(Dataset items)

■ ■ ■ ■ ■

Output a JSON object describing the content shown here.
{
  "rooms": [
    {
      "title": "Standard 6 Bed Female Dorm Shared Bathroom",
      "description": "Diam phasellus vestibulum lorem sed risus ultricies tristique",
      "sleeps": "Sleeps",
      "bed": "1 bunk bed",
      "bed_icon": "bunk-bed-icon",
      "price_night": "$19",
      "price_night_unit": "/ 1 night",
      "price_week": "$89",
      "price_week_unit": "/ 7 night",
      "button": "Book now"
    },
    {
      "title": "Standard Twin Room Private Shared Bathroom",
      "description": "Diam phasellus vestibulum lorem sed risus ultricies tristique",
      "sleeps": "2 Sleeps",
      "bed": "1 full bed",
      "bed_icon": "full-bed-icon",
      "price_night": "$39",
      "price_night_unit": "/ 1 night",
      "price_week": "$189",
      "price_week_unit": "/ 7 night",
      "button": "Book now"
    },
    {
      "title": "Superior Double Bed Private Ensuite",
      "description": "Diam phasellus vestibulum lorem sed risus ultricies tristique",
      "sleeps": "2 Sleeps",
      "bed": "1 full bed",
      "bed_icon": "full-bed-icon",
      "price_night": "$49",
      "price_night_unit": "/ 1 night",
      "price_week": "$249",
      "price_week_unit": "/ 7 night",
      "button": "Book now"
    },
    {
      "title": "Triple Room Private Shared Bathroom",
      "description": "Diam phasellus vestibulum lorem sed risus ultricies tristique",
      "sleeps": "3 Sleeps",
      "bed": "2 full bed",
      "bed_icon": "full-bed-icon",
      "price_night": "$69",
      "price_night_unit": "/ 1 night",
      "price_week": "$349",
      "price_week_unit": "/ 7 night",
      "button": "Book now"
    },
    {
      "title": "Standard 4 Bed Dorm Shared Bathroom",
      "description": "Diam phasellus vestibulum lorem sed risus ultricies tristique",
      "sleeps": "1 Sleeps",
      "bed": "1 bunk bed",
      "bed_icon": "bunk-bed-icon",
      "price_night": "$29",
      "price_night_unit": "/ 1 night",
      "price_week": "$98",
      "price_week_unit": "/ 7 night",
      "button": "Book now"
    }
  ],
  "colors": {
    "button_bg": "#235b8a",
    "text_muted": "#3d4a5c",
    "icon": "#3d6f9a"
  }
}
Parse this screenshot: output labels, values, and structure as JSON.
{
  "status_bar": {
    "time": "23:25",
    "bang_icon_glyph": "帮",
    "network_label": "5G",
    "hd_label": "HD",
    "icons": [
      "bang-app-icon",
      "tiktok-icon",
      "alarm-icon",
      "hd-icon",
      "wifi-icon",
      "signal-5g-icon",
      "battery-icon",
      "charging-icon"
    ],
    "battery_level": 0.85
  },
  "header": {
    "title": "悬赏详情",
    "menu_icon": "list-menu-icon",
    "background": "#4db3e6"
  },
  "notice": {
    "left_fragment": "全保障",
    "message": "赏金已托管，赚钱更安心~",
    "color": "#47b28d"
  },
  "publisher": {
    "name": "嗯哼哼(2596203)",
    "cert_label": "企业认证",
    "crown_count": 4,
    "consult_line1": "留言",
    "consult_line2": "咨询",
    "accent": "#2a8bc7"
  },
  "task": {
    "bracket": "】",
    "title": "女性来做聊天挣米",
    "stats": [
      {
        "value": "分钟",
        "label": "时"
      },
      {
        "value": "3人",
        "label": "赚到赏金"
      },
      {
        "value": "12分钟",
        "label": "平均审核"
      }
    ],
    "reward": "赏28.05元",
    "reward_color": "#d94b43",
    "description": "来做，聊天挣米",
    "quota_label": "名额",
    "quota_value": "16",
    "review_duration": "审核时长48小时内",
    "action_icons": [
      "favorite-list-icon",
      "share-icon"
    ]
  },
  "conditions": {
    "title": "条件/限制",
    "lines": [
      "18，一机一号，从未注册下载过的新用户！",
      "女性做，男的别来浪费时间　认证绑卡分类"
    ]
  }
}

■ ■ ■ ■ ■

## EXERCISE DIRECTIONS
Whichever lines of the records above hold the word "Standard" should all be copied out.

## OUTPUT FOR THIS EXERCISE
      "title": "Standard 6 Bed Female Dorm Shared Bathroom",
      "title": "Standard Twin Room Private Shared Bathroom",
      "title": "Standard 4 Bed Dorm Shared Bathroom",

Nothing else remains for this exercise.